▶ _Exercise_
Where a line of the data below has the string "kind", copy that line.

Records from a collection
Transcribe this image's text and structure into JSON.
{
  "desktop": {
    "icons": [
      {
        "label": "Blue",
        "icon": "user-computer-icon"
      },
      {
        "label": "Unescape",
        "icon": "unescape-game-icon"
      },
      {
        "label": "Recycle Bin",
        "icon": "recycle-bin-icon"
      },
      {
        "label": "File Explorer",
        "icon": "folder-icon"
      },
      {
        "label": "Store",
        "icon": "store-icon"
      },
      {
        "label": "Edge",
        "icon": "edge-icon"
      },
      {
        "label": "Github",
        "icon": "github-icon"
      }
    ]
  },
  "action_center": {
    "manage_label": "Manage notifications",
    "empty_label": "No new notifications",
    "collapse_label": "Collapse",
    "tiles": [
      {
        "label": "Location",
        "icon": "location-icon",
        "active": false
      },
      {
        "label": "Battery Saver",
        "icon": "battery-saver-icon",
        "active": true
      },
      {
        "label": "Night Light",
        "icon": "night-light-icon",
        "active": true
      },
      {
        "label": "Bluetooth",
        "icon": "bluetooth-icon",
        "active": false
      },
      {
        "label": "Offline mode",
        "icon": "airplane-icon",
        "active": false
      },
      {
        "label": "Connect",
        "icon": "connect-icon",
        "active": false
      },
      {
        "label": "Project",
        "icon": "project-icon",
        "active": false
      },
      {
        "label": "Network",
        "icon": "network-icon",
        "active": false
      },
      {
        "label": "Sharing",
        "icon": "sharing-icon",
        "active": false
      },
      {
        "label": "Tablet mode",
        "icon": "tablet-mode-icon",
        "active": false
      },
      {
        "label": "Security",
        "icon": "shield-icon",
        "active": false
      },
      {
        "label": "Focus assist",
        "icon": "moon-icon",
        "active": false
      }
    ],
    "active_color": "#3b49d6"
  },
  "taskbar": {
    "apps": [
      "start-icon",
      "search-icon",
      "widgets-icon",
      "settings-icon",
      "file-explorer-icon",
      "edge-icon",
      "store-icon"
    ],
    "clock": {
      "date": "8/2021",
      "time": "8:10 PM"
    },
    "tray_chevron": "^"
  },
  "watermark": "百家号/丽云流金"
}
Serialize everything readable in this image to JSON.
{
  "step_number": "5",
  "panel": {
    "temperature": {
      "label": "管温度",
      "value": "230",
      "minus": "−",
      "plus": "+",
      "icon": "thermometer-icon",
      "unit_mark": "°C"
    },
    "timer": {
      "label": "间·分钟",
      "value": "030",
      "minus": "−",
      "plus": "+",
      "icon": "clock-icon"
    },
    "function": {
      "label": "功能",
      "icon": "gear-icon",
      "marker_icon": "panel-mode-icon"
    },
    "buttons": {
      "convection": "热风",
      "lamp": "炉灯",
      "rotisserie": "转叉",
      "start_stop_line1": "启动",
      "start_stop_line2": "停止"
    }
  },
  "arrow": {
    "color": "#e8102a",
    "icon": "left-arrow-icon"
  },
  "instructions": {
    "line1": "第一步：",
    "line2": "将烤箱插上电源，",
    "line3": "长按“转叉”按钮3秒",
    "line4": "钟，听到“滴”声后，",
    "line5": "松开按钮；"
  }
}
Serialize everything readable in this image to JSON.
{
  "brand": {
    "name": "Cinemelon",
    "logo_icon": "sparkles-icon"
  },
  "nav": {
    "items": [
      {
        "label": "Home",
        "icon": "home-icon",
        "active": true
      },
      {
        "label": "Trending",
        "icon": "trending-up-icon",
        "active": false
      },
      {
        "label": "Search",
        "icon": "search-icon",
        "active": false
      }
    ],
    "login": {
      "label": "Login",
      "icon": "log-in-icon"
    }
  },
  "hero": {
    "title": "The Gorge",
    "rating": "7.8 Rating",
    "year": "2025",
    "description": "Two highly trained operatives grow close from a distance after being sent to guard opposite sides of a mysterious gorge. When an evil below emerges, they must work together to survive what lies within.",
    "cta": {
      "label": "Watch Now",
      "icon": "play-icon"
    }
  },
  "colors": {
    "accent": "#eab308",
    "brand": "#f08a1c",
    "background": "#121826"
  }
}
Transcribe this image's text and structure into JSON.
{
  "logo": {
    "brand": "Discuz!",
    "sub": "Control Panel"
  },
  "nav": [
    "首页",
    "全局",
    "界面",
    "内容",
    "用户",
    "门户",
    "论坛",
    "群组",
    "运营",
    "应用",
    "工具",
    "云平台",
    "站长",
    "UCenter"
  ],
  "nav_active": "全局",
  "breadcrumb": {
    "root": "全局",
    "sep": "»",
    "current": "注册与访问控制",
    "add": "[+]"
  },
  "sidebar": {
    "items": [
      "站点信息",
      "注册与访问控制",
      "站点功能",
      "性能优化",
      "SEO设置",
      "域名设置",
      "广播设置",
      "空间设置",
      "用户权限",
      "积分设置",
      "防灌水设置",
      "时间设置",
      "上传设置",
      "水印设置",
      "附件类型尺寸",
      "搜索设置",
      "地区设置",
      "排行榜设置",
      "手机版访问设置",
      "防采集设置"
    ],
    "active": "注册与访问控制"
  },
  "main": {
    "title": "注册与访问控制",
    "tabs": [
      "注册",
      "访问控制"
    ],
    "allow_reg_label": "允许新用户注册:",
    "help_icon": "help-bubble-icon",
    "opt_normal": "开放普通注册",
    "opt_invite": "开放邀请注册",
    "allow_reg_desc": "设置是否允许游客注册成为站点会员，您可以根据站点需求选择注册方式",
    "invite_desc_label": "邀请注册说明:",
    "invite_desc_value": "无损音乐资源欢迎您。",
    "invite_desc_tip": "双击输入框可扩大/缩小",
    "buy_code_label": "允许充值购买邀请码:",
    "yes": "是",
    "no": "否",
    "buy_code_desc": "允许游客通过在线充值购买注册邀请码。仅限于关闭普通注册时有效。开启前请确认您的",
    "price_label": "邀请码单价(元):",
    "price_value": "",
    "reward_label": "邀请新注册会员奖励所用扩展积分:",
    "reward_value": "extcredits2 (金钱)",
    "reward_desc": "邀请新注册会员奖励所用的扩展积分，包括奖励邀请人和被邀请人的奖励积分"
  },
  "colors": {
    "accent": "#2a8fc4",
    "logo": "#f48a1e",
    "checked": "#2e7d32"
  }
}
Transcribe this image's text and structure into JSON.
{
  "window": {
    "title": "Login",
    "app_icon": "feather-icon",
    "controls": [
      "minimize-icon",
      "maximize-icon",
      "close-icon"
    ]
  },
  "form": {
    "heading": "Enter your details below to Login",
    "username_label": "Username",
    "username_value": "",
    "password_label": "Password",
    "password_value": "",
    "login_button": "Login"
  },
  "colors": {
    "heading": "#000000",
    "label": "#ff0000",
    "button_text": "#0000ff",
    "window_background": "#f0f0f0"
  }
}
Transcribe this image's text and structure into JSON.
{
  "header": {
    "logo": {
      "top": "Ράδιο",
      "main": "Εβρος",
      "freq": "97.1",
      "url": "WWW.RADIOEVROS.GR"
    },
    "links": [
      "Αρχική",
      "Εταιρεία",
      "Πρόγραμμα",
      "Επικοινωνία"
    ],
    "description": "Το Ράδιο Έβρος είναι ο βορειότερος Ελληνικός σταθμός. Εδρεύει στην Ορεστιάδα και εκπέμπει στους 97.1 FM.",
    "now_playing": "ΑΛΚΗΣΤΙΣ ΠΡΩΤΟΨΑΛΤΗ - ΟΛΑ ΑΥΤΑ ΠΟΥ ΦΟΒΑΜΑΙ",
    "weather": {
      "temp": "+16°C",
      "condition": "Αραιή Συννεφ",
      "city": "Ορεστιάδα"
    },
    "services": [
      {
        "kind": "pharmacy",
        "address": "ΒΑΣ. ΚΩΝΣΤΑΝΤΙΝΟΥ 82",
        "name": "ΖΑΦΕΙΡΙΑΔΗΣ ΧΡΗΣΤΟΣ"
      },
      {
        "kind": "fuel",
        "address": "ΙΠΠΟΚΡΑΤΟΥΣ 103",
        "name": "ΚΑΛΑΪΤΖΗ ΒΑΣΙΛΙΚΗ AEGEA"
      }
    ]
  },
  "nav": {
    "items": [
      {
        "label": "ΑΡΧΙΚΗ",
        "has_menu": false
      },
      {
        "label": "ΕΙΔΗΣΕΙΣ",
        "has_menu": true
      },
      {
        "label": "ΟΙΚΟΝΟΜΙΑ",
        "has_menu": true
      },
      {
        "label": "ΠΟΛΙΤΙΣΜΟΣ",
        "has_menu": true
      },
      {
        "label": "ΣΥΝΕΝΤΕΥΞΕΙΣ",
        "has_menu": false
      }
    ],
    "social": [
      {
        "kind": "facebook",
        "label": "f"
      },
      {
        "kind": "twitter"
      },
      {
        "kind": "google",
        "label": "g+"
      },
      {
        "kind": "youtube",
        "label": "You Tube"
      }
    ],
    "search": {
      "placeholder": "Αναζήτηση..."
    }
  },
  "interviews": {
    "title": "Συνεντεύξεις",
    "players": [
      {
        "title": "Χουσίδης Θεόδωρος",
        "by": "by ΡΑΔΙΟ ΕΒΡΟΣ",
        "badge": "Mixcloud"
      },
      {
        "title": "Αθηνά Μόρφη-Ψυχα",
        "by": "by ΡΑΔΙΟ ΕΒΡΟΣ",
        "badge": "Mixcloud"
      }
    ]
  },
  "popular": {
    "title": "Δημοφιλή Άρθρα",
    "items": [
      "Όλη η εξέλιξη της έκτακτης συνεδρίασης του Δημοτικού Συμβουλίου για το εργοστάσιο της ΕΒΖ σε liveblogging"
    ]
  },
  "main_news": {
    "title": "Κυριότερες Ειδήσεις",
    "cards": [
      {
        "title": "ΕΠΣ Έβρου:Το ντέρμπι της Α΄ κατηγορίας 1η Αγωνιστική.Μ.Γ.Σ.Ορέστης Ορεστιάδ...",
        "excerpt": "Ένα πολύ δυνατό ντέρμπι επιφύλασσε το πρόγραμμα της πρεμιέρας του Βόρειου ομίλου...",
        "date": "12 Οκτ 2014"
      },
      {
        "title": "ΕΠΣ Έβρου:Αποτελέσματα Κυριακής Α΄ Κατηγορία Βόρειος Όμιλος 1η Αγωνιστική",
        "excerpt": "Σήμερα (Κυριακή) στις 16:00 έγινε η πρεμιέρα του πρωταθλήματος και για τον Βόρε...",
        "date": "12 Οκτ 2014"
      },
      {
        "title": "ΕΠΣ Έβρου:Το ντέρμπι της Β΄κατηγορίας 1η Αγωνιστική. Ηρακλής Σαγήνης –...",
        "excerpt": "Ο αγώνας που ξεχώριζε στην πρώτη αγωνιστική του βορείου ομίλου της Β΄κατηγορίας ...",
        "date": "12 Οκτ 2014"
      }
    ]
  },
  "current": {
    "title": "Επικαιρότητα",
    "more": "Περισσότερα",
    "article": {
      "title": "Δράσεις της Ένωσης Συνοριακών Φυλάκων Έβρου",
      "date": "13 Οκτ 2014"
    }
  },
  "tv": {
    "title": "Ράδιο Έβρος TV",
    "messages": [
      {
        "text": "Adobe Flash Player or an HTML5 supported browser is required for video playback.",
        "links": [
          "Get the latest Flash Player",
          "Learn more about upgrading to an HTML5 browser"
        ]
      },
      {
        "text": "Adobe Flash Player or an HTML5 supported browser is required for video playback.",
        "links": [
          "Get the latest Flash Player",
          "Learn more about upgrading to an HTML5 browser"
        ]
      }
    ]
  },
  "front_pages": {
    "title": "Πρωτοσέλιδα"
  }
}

▶ _Solution for this exercise_
        "kind": "pharmacy",
        "kind": "fuel",
        "kind": "facebook",
        "kind": "twitter"
        "kind": "google",
        "kind": "youtube",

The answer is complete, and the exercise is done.